For queer and trans youth, this need for space is urgent.”Trans people do not have free access to spaces, because we might be in danger,” says Minoliti. “Bathrooms are the most explicit example. But I think it happens everywhere. It doesn’t matter if it’s public or private space. You might get kicked out from your own house, when you’re a teenager.” There’s a need for a safe space, where queer and trans youth are free from the threat of physical harm and their identities are acknowledged.
‘GG’ seeks to be this kind of space, a heterotopia for queer and trans youth. Its model is the cat cafe where cats are meant for adoption (‘GG’ stands for galáctica gatoteca, roughly, “space cat cafe”), a kind of positive alternative to the Starbucks or McDonalds in which Minoliti claims youth often unfortunately find themselves, in which community can be fostered between beings of all kinds. On February 4th, there will also be live music, drag and poetry performances in the gallery space, transforming it into an actual community space for youth.
Of course, as Minoliti acknowledges, the performance, and the space itself, are short-lived. But that isn’t really the point. Rather, ‘GG’ serves a critical function, shedding light on what is lacking in the world and what is possible in another. “It’s a metaphor, a fantasy. That’s what my shows are, fantasies,” says Minoliti. “It’s not escapism. It’s about rethinking, with fantasies, all the problems we find. I want to use it for the things I see as being very urgent, like protecting trans kids.
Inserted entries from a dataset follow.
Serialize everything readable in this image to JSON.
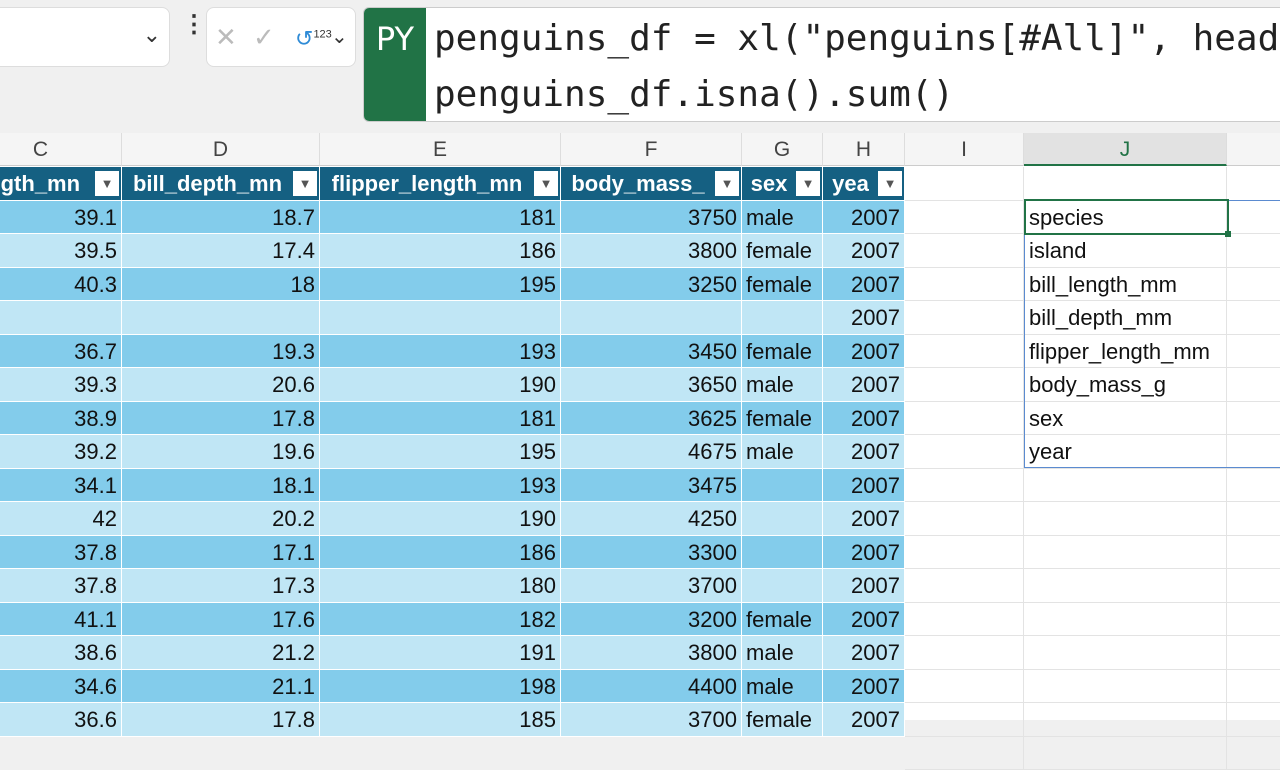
{
  "formula_bar": {
    "name_box_value": "",
    "python_badge": "PY",
    "code_lines": [
      "penguins_df = xl(\"penguins[#All]\", headers=True)",
      "penguins_df.isna().sum()"
    ],
    "superscript": "123"
  },
  "column_letters": [
    "C",
    "D",
    "E",
    "F",
    "G",
    "H",
    "I",
    "J"
  ],
  "table": {
    "headers": [
      "length_mm",
      "bill_depth_mm",
      "flipper_length_mm",
      "body_mass_g",
      "sex",
      "year"
    ],
    "header_visible": [
      "ength_mn",
      "bill_depth_mn",
      "flipper_length_mn",
      "body_mass_",
      "sex",
      "yea"
    ],
    "rows": [
      [
        "39.1",
        "18.7",
        "181",
        "3750",
        "male",
        "2007"
      ],
      [
        "39.5",
        "17.4",
        "186",
        "3800",
        "female",
        "2007"
      ],
      [
        "40.3",
        "18",
        "195",
        "3250",
        "female",
        "2007"
      ],
      [
        "",
        "",
        "",
        "",
        "",
        "2007"
      ],
      [
        "36.7",
        "19.3",
        "193",
        "3450",
        "female",
        "2007"
      ],
      [
        "39.3",
        "20.6",
        "190",
        "3650",
        "male",
        "2007"
      ],
      [
        "38.9",
        "17.8",
        "181",
        "3625",
        "female",
        "2007"
      ],
      [
        "39.2",
        "19.6",
        "195",
        "4675",
        "male",
        "2007"
      ],
      [
        "34.1",
        "18.1",
        "193",
        "3475",
        "",
        "2007"
      ],
      [
        "42",
        "20.2",
        "190",
        "4250",
        "",
        "2007"
      ],
      [
        "37.8",
        "17.1",
        "186",
        "3300",
        "",
        "2007"
      ],
      [
        "37.8",
        "17.3",
        "180",
        "3700",
        "",
        "2007"
      ],
      [
        "41.1",
        "17.6",
        "182",
        "3200",
        "female",
        "2007"
      ],
      [
        "38.6",
        "21.2",
        "191",
        "3800",
        "male",
        "2007"
      ],
      [
        "34.6",
        "21.1",
        "198",
        "4400",
        "male",
        "2007"
      ],
      [
        "36.6",
        "17.8",
        "185",
        "3700",
        "female",
        "2007"
      ]
    ]
  },
  "spill_output": [
    "species",
    "island",
    "bill_length_mm",
    "bill_depth_mm",
    "flipper_length_mm",
    "body_mass_g",
    "sex",
    "year"
  ],
  "colors": {
    "header": "#156082",
    "row_dark": "#83CCEB",
    "row_light": "#C0E6F5",
    "accent": "#217346"
  }
}
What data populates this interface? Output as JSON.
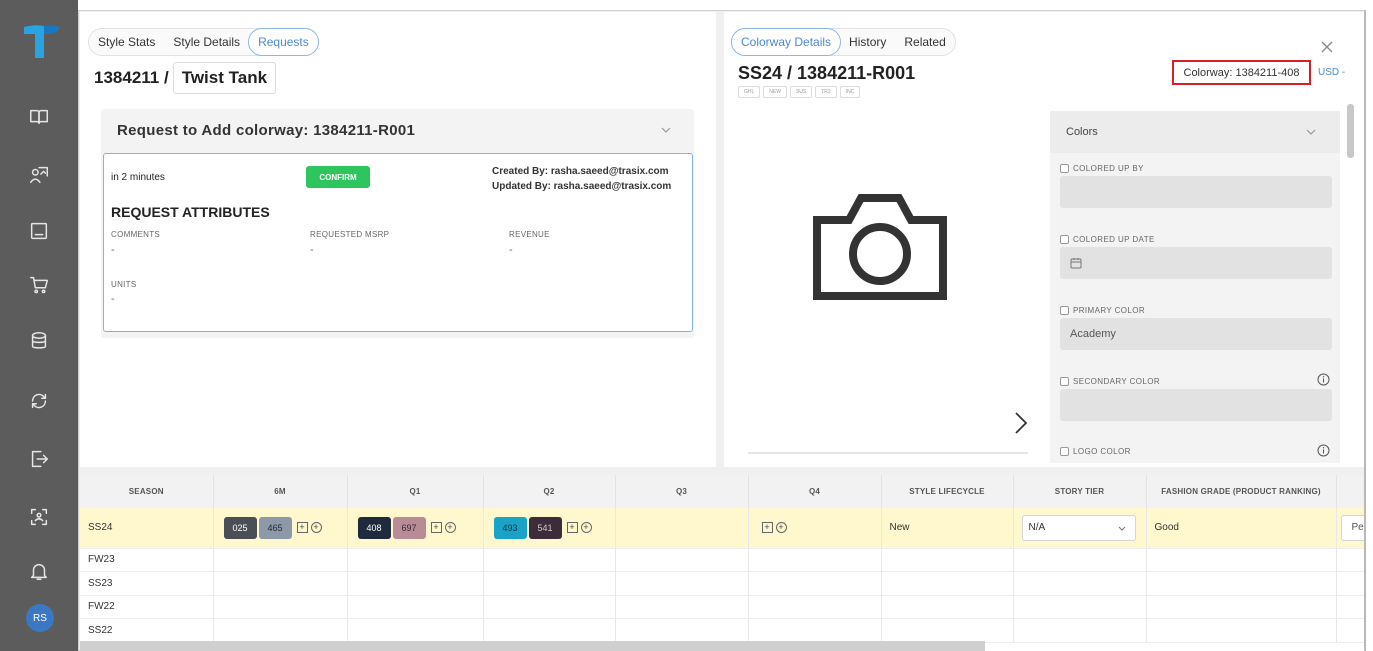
{
  "sidebar": {
    "avatar_initials": "RS",
    "items": [
      "book-icon",
      "user-chart-icon",
      "monitor-icon",
      "cart-icon",
      "database-icon",
      "sync-icon",
      "logout-icon",
      "scan-icon",
      "bell-icon"
    ]
  },
  "left": {
    "tabs": [
      "Style Stats",
      "Style Details",
      "Requests"
    ],
    "active_tab": "Requests",
    "style_number": "1384211 /",
    "style_name": "Twist Tank",
    "request": {
      "title": "Request to Add colorway: 1384211-R001",
      "eta": "in 2 minutes",
      "confirm_label": "CONFIRM",
      "created_by": "Created By: rasha.saeed@trasix.com",
      "updated_by": "Updated By: rasha.saeed@trasix.com",
      "attributes_title": "REQUEST ATTRIBUTES",
      "attributes": [
        {
          "label": "COMMENTS",
          "value": "-"
        },
        {
          "label": "REQUESTED MSRP",
          "value": "-"
        },
        {
          "label": "REVENUE",
          "value": "-"
        },
        {
          "label": "UNITS",
          "value": "-"
        }
      ]
    }
  },
  "right": {
    "tabs": [
      "Colorway Details",
      "History",
      "Related"
    ],
    "active_tab": "Colorway Details",
    "title": "SS24 / 1384211-R001",
    "badges": [
      "GHL",
      "NEW",
      "SUS",
      "TR2",
      "INC"
    ],
    "colorway_label": "Colorway: 1384211-408",
    "currency": "USD -",
    "colors_section": {
      "title": "Colors",
      "fields": [
        {
          "label": "COLORED UP BY",
          "value": ""
        },
        {
          "label": "COLORED UP DATE",
          "value": ""
        },
        {
          "label": "PRIMARY COLOR",
          "value": "Academy"
        },
        {
          "label": "SECONDARY COLOR",
          "value": ""
        },
        {
          "label": "LOGO COLOR",
          "value": ""
        }
      ]
    }
  },
  "table": {
    "headers": [
      "SEASON",
      "6M",
      "Q1",
      "Q2",
      "Q3",
      "Q4",
      "STYLE LIFECYCLE",
      "STORY TIER",
      "FASHION GRADE (PRODUCT RANKING)",
      ""
    ],
    "highlight_row": {
      "season": "SS24",
      "m6_chips": [
        {
          "code": "025",
          "bg": "#4a4f55",
          "fg": "#ffffff"
        },
        {
          "code": "465",
          "bg": "#8d99a8",
          "fg": "#1e2a3a"
        }
      ],
      "q1_chips": [
        {
          "code": "408",
          "bg": "#1f2a3d",
          "fg": "#ffffff"
        },
        {
          "code": "697",
          "bg": "#b88c97",
          "fg": "#3a2a30"
        }
      ],
      "q2_chips": [
        {
          "code": "493",
          "bg": "#1aa3c8",
          "fg": "#0c3a4a"
        },
        {
          "code": "541",
          "bg": "#3a2c38",
          "fg": "#e0c0cc"
        }
      ],
      "lifecycle": "New",
      "story_tier": "N/A",
      "fashion_grade": "Good",
      "extra": "Per"
    },
    "other_seasons": [
      "FW23",
      "SS23",
      "FW22",
      "SS22"
    ]
  },
  "colors": {
    "accent": "#4a8ad4",
    "confirm": "#2ec55e",
    "highlight": "#d61f26",
    "sidebar": "#5c5c5c"
  }
}
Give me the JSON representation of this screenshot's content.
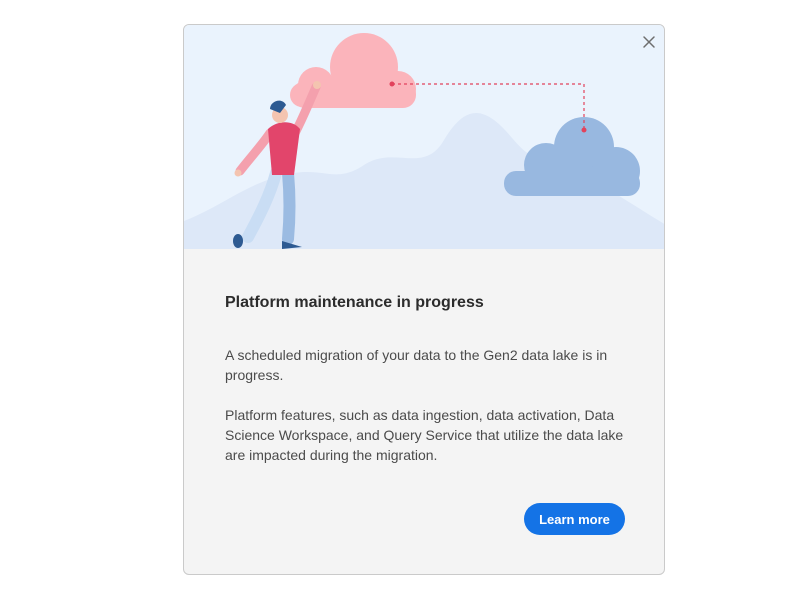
{
  "dialog": {
    "title": "Platform maintenance in progress",
    "paragraphs": [
      "A scheduled migration of your data to the Gen2 data lake is in progress.",
      "Platform features, such as data ingestion, data activation, Data Science Workspace, and Query Service that utilize the data lake are impacted during the migration."
    ],
    "learn_more_label": "Learn more",
    "close_icon": "close-icon"
  },
  "colors": {
    "accent": "#1473e6",
    "illustration_background": "#eaf3fd",
    "pink_cloud": "#fbb4bb",
    "blue_cloud": "#97b7e0",
    "mountains": "#dce8f8",
    "connector": "#e2425c",
    "person_shirt": "#e2456b"
  }
}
Now I’m focussing on all the fantasies—the aesthetics and storytelling—that build childhood.”
Ad Minoliti: ‘GG’
Exhibition: Jan. 13-Feb. 10, 2023
Performance: Feb. 4, 2023; 4-6pm
Karl-Marx-Allee 82, 10243 Berlin, click here for map